School of Education


Doctor of Education in Educational Leadership (EdD)


Philip Alsup


Middle School, STEM, Efficacy


Education | Educational Leadership

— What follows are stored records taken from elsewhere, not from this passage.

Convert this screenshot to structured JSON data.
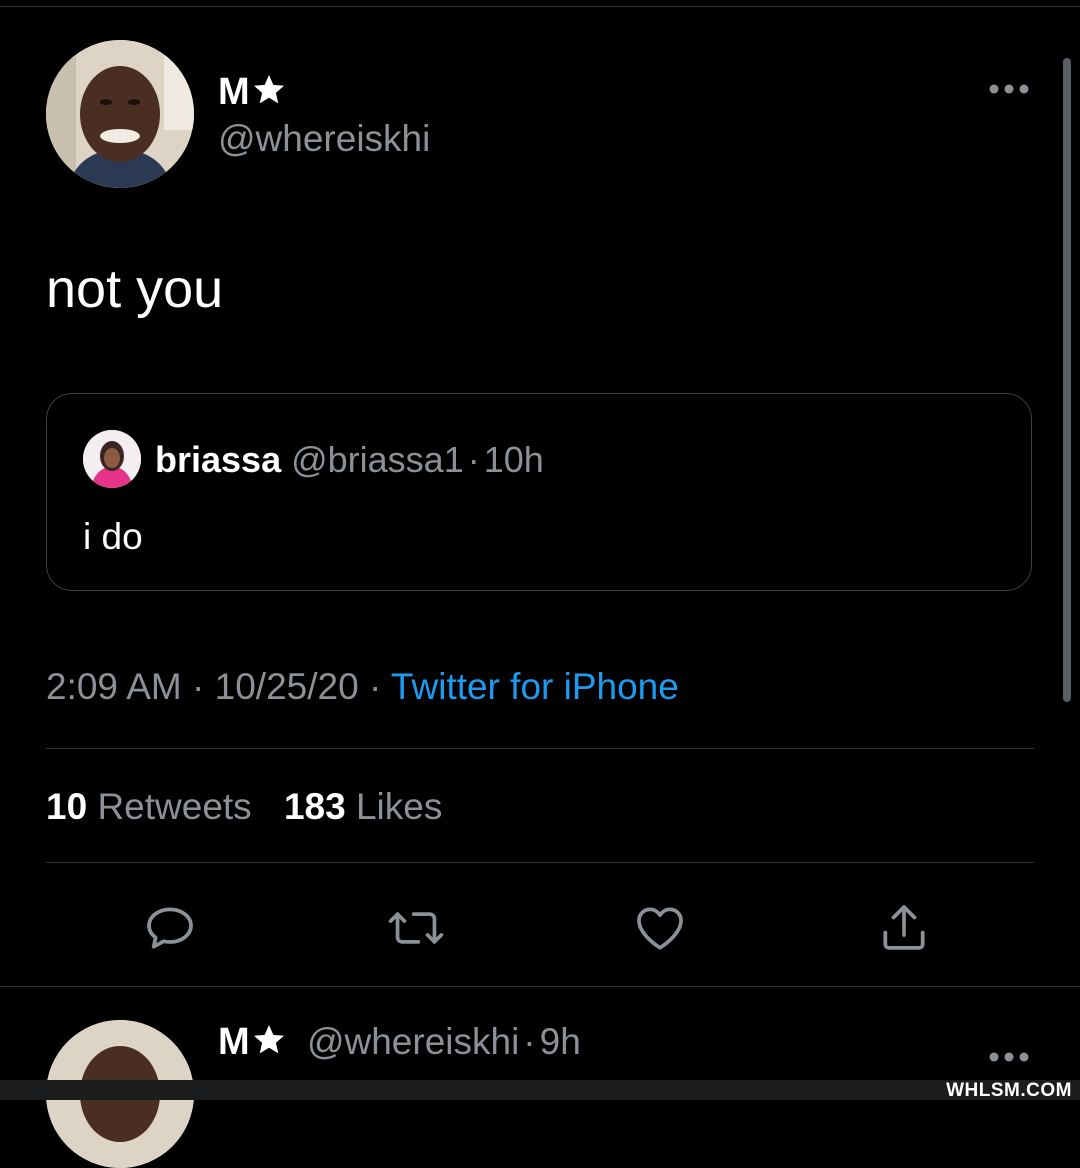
{
  "tweet": {
    "display_name": "M",
    "name_badge_icon": "star-icon",
    "handle": "@whereiskhi",
    "text": "not you",
    "more_icon": "more-horizontal-icon"
  },
  "quoted_tweet": {
    "display_name": "briassa",
    "handle": "@briassa1",
    "separator": "·",
    "time": "10h",
    "text": "i do"
  },
  "meta": {
    "time": "2:09 AM",
    "separator": "·",
    "date": "10/25/20",
    "source": "Twitter for iPhone",
    "source_color": "#1d9bf0"
  },
  "stats": {
    "retweets_count": "10",
    "retweets_label": "Retweets",
    "likes_count": "183",
    "likes_label": "Likes"
  },
  "actions": [
    {
      "name": "reply",
      "icon": "reply-icon"
    },
    {
      "name": "retweet",
      "icon": "retweet-icon"
    },
    {
      "name": "like",
      "icon": "heart-icon"
    },
    {
      "name": "share",
      "icon": "share-icon"
    }
  ],
  "reply_preview": {
    "display_name": "M",
    "handle": "@whereiskhi",
    "separator": "·",
    "time": "9h"
  },
  "watermark": "WHLSM.COM",
  "colors": {
    "background": "#000000",
    "secondary_text": "#8b9196",
    "divider": "#2f3336",
    "accent": "#1d9bf0"
  }
}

Little research exists in the attitudes and efficacy of middle school math teachers and science teachers toward Science, Technology, Engineering, and Math (STEM) education. STEM education refers to an integrated approach to teaching math and science that incorporates problem solving, problem-based learning, and discovery rather than teaching these disciplines in isolation. Teachers’ efficacy and beliefs, outcome expectancy beliefs, and the use of STEM instructional strategies may vary by discipline. Each of these aspects are important in designing professional learning to meet the teachers’ needs as well as their capacity to implement integrated, problem-based learning into the classroom. Research suggests teacher efficacy and attitude has an impact on the implementation of innovative instructional practice such as those used in STEM education and on student achievement. This quantitative research study follows a causal comparative design to compare mean scores on the Teacher Efficacy and Attitude toward STEM (T-STEM) Survey among two groups of middle school teachers. The two groups are math teachers and science teachers from middle schools that are in the First District Regional Education Association in Georgia. The total sample size was 136 participants. A Mann-Whitney U test was conducted as an analysis to determine if there is a difference between the efficacy and beliefs toward STEM of middle school math teachers and science teachers. The data collected did not reflect any statistically significant differences between the personal teaching efficacy and beliefs, teacher outcome expectancy beliefs, and use of STEM instructional practices between middle school math and science teachers.